On Monday, the state assessments and taxation department plans to mail reassessment notices to 600,000, or a third, of the property owners statewide. Local jurisdictions use those assessments in calculating property taxes.
The average homeowner may find more tax relief if he lives in one of the counties that have adopted caps lower than 10 percent.
Baltimore, Kent and Harford counties, for example, already have enacted caps of 4, 5 and 6 percent, respectively. Other jurisdictions, such as Baltimore and Howard County, are considering caps in that range. Homeowners there will not have to pay local property taxes on increases above those caps.
Calvert County, a jurisdiction which benefits from taxes generated by the huge Baltimore Gas and Electric Co. Calvert Cliffs nuclear power plant there, has a zero percent ceiling, meaning assessments won't rise despite what happens elsewhere in Maryland.

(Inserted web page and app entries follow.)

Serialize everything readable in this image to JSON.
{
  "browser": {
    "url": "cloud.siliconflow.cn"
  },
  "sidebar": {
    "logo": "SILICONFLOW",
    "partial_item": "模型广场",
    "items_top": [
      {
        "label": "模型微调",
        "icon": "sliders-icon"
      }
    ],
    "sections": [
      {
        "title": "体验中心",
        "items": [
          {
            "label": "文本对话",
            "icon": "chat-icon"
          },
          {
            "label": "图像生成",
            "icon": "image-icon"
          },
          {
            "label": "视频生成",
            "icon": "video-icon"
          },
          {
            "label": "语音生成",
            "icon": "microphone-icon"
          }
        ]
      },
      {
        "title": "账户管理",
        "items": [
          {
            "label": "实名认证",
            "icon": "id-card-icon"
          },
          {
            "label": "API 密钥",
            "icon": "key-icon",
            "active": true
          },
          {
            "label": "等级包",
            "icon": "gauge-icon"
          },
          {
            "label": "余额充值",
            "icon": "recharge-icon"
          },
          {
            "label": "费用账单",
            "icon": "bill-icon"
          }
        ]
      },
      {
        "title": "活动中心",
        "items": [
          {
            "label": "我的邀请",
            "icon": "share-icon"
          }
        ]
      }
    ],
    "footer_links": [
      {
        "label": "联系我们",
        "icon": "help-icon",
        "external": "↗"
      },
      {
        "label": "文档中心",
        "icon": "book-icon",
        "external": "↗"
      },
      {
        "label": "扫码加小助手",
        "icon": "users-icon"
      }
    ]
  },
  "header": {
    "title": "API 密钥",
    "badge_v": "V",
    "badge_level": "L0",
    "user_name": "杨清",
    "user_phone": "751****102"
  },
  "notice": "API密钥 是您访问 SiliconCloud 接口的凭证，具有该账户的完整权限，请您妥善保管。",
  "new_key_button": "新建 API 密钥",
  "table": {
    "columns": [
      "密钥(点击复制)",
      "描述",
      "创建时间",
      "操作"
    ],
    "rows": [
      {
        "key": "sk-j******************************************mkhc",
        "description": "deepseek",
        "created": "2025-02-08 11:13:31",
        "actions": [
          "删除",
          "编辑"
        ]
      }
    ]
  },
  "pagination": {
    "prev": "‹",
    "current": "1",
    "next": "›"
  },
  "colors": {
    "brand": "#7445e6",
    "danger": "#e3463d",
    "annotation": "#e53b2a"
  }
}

Lloyd W. Jones, state assessments and taxation director, said he fears many people believe that the national economic downturn will mean lower property assessments.
"With the softening real estate market, the public is going to believe higher assessments are out of line," he said. "It's the market that sets the value of a piece of property."
Although the number of sales dropped 10 percent during the past year, real estate prices increased during the last three years, Jones said. He said the increases totaled to an average of 35.2 percent.
In the past year, real estate prices have leveled off in many areas, although waterfront properties in places such as Anne Arundel and Baltimore counties continue to rise in value, he said.
His department released data on the reappraisals yesterday in an attempt to reduce the sting of next week's assessment notices and explain the new caps. The department reappraises a third of the state every year and phases in increases over a three-year period.
The notices being mailed Monday have been checked against 1990 sales to ensure accuracy. Most of the assessments have been correct, although 600 Essex area residents will be receiving a second notice in the next few weeks informing them that their reassessments are 10 percent too high and will be corrected, Jones said.
The average assessment increase announced yesterday varied from place to place.
In Anne Arundel, where the more rural southern region was reappraised, those homeowners would have had to pay taxes on a 13.6 percent assessment increase next year. The county, however, has proposed a 10 percent cap on such annual increases, following the state lead.
Baltimore, whose southern portion was reassessed, posted only a 4.7 percent annual increase, slightly above the 4 percent cap city officials are considering.
And Baltimore County, whose eastern part will be receiving the notices, saw a 7.8 percent increase, almost twice the local 4 percent ceiling.
Every county and city has until Jan. 1 to adopt the state 10 percent cap or a lower one. The cap would apply to all properties, regardless of where they are in the three-year reassessment cycle.
If every county adopted a 10 percent cap, for example, 234,000 Maryland homeowners with rapidly rising property values would be affected. Under that scenario, about $25 million would be lost in property taxes throughout Maryland next year, with a large chunk of that loss in Montgomery County alone, said Ronald Wineholt, associate director of the state assessments and taxation department.
The actual figure will be greater than $25 million because some local governments already have adopted lower caps, he said.